We just watched Harry Potter and the Half-Blood Prince (HP6), the sixth installment of the seven-part story of The Boy Who Lived, originally penned by JK Rowling, and brought to life in the big screen by David Yates. HP6 is a wonderful departure from the usual CGI-burdened films (read: Transformers 2), filled with humanity, humor, and the beginnings of horcrux hunting.
(Spoilers, rants, and raves follow, FYI =])
The film is really for fans. It is not a stand-alone film that those living as castaways in the Antarctic with nary an idea about Harry Potter can just come in from the cold and watch (pun not intended). I must admit that for the first 10 or so minute, and every so often during the film, I had to sort through my mental filing cabinet and recall plots, characters, and nuances from the book, with aid from past movie versions. It’s a fun exercise though to connect this with that, to recall what the Room of Requirement is, or see the Pensieve in action.
The film, thankfully, is not a visual extravaganza. Real fans have had a good dose of that already as they read the book or saw the first five films. My sister and I are delighted to have more of the humanity (muggle-ity?) of the characters brought to the fore; the actors portraying the characters do not disappoint. The silliness of being lovesick, the fury of being scorned, the comfort of friendships, for me, add more dazzle to the film. I think only full-blooded fans will appreciate the necessity of such coming-of-age storylines; they make the characters more relate-able, and hopefully stronger, as they get ready to face the fight of their lives.
But to give credit to where it is due, the scene where Dumbledore saves Harry from the Inferi and they escape from the cave they retrieved a horcrux from is an AMAZING sight to behold. I think it’s the best part of the film, effects-wise.
The darker mood of this current film is a perfect setup for the battle royale and revelations Book 7 contains. As my sister says, it’s a respite, a regrouping film, a film that allows the characters to mature, and the fans to, well, breathe. But the film wasn’t the least bit boring: the humorous interjections, the constant yet subtle references to items in the five past storylines (Ollivander’s torched!

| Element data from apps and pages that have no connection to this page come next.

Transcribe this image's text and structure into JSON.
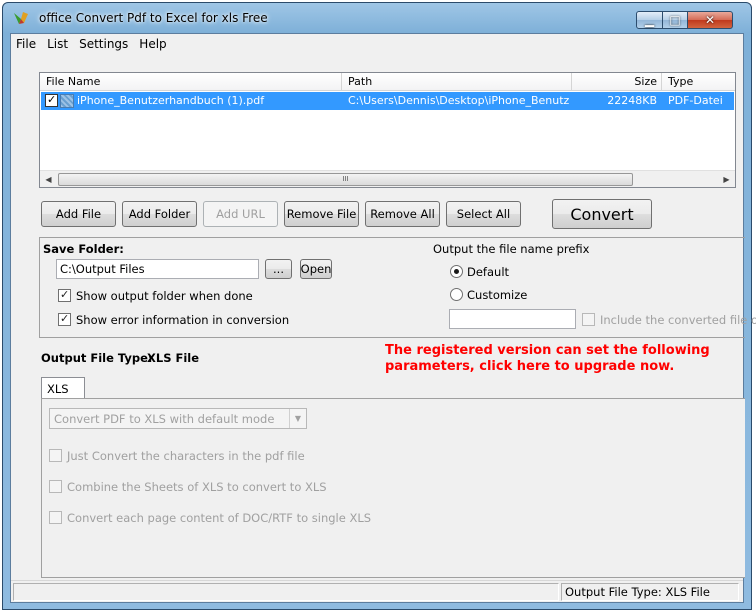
{
  "window": {
    "title": "office Convert Pdf to Excel for xls Free"
  },
  "menu": [
    "File",
    "List",
    "Settings",
    "Help"
  ],
  "filelist": {
    "columns": [
      "File Name",
      "Path",
      "Size",
      "Type"
    ],
    "rows": [
      {
        "name": "iPhone_Benutzerhandbuch (1).pdf",
        "path": "C:\\Users\\Dennis\\Desktop\\iPhone_Benutze...",
        "size": "22248KB",
        "type": "PDF-Datei",
        "checked": true,
        "selected": true
      }
    ],
    "scroll_grip": "III"
  },
  "buttons": {
    "add_file": "Add File",
    "add_folder": "Add Folder",
    "add_url": "Add URL",
    "remove_file": "Remove File",
    "remove_all": "Remove All",
    "select_all": "Select All",
    "convert": "Convert"
  },
  "save": {
    "label": "Save Folder:",
    "folder": "C:\\Output Files",
    "browse": "...",
    "open": "Open",
    "show_output": "Show output folder when done",
    "show_error": "Show error information in conversion"
  },
  "prefix": {
    "title": "Output the file name prefix",
    "default": "Default",
    "customize": "Customize",
    "value": "",
    "include_label": "Include the converted file orde"
  },
  "output_type": {
    "label": "Output File Type:",
    "value": "XLS File"
  },
  "upgrade": {
    "line1": "The registered version can set the following",
    "line2": "parameters, click here to upgrade now."
  },
  "tabs": [
    "XLS"
  ],
  "xls": {
    "mode": "Convert PDF to XLS with default mode",
    "opt1": "Just Convert the characters in the pdf file",
    "opt2": "Combine the Sheets of XLS to convert to XLS",
    "opt3": "Convert each page content of DOC/RTF to single XLS"
  },
  "status": {
    "text": "Output File Type:  XLS File"
  }
}
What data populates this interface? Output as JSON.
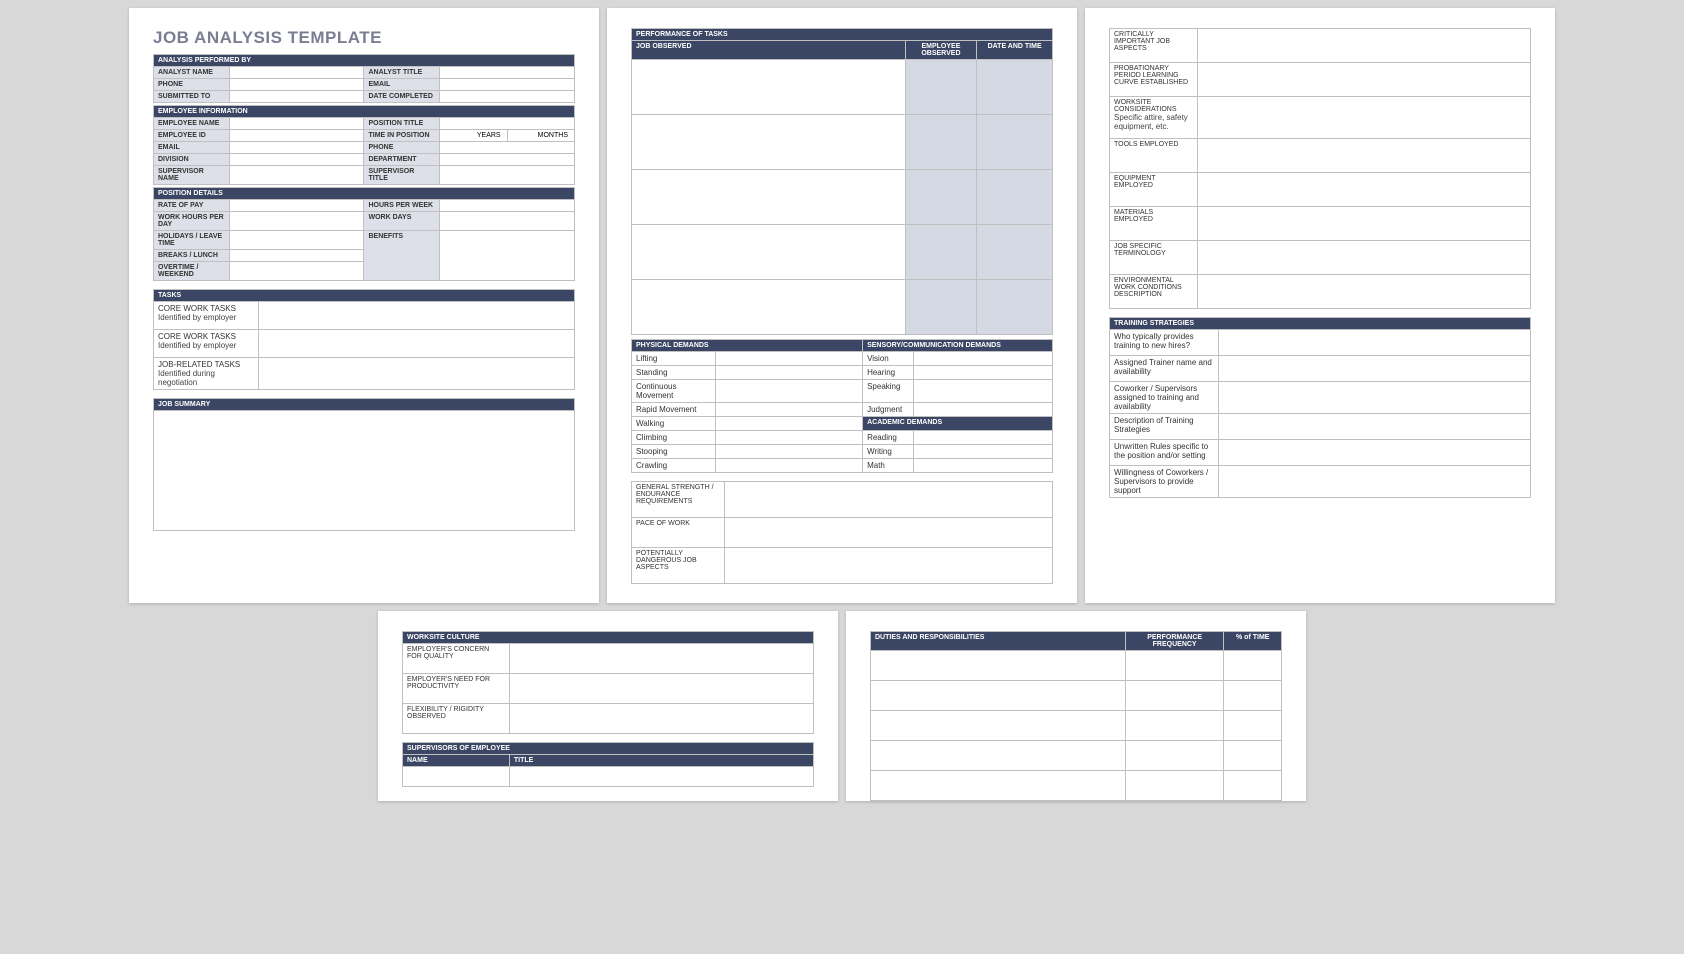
{
  "title": "JOB ANALYSIS TEMPLATE",
  "sec": {
    "analysisPerformedBy": "ANALYSIS PERFORMED BY",
    "analystName": "ANALYST NAME",
    "analystTitle": "ANALYST TITLE",
    "phone": "PHONE",
    "email": "EMAIL",
    "submittedTo": "SUBMITTED TO",
    "dateCompleted": "DATE COMPLETED",
    "employeeInformation": "EMPLOYEE INFORMATION",
    "employeeName": "EMPLOYEE NAME",
    "positionTitle": "POSITION TITLE",
    "employeeId": "EMPLOYEE ID",
    "timeInPosition": "TIME IN POSITION",
    "years": "YEARS",
    "months": "MONTHS",
    "division": "DIVISION",
    "department": "DEPARTMENT",
    "supervisorName": "SUPERVISOR NAME",
    "supervisorTitle": "SUPERVISOR TITLE",
    "positionDetails": "POSITION DETAILS",
    "rateOfPay": "RATE OF PAY",
    "hoursPerWeek": "HOURS PER WEEK",
    "workHoursPerDay": "WORK HOURS PER DAY",
    "workDays": "WORK DAYS",
    "holidaysLeave": "HOLIDAYS / LEAVE TIME",
    "benefits": "BENEFITS",
    "breaksLunch": "BREAKS / LUNCH",
    "overtimeWeekend": "OVERTIME / WEEKEND",
    "tasks": "TASKS",
    "coreWorkTasks": "CORE WORK TASKS",
    "identifiedByEmployer": "Identified by employer",
    "jobRelatedTasks": "JOB-RELATED TASKS",
    "identifiedDuringNegotiation": "Identified during negotiation",
    "jobSummary": "JOB SUMMARY",
    "performanceOfTasks": "PERFORMANCE OF TASKS",
    "jobObserved": "JOB OBSERVED",
    "employeeObserved": "EMPLOYEE OBSERVED",
    "dateAndTime": "DATE AND TIME",
    "physicalDemands": "PHYSICAL DEMANDS",
    "sensoryComm": "SENSORY/COMMUNICATION DEMANDS",
    "lifting": "Lifting",
    "vision": "Vision",
    "standing": "Standing",
    "hearing": "Hearing",
    "contMovement": "Continuous Movement",
    "speaking": "Speaking",
    "rapidMovement": "Rapid Movement",
    "judgment": "Judgment",
    "walking": "Walking",
    "academicDemands": "ACADEMIC DEMANDS",
    "climbing": "Climbing",
    "reading": "Reading",
    "stooping": "Stooping",
    "writing": "Writing",
    "crawling": "Crawling",
    "math": "Math",
    "generalStrength": "GENERAL STRENGTH / ENDURANCE REQUIREMENTS",
    "paceOfWork": "PACE OF WORK",
    "potentiallyDangerous": "POTENTIALLY DANGEROUS JOB ASPECTS",
    "criticallyImportant": "CRITICALLY IMPORTANT JOB ASPECTS",
    "probationary": "PROBATIONARY PERIOD LEARNING CURVE ESTABLISHED",
    "worksiteConsiderations": "WORKSITE CONSIDERATIONS",
    "worksiteConsiderationsSub": "Specific attire, safety equipment, etc.",
    "toolsEmployed": "TOOLS EMPLOYED",
    "equipmentEmployed": "EQUIPMENT EMPLOYED",
    "materialsEmployed": "MATERIALS EMPLOYED",
    "jobSpecificTerm": "JOB SPECIFIC TERMINOLOGY",
    "envWorkConditions": "ENVIRONMENTAL WORK CONDITIONS DESCRIPTION",
    "trainingStrategies": "TRAINING STRATEGIES",
    "whoProvides": "Who typically provides training to new hires?",
    "assignedTrainer": "Assigned Trainer name and availability",
    "coworkerSupervisors": "Coworker / Supervisors assigned to training and availability",
    "descTrainingStrategies": "Description of Training Strategies",
    "unwrittenRules": "Unwritten Rules specific to the position and/or setting",
    "willingnessCoworkers": "Willingness of Coworkers / Supervisors to provide support",
    "worksiteCulture": "WORKSITE CULTURE",
    "employerConcern": "EMPLOYER'S CONCERN FOR QUALITY",
    "employerNeed": "EMPLOYER'S NEED FOR PRODUCTIVITY",
    "flexibilityRigidity": "FLEXIBILITY / RIGIDITY OBSERVED",
    "supervisorsOfEmployee": "SUPERVISORS OF EMPLOYEE",
    "name": "NAME",
    "titleCol": "TITLE",
    "dutiesResponsibilities": "DUTIES AND RESPONSIBILITIES",
    "performanceFrequency": "PERFORMANCE FREQUENCY",
    "pctOfTime": "% of TIME"
  }
}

Where will I get my wand now?), the wacky exploits of the Weasley twins, the unfolding love story of Hermione and Ron / Ginny and Harry- they all provide fodder for the HP-starved fans.
It’s sad that many have left the cinema disappointed. (On a more personal note it was infuriating to hear the snoring of the young ‘uns seated in the row in front of us!) Maybe expectations were set too high, maybe the standard they used was HP1. I think it’s a Herculean task to match HP1- seeing Quidditch played or seeing the opening reception meal for the first time is just unmatchable.
Be that as it may, HP6 forms a vital cog in the wheel unraveling the story of The Boy Who Lived versus He Who Must Not Be Named, as the characters solidify their stance, their real values come to the fore and the fight of good against evil is decided on an arena of a higher plane.
All is well. *wink*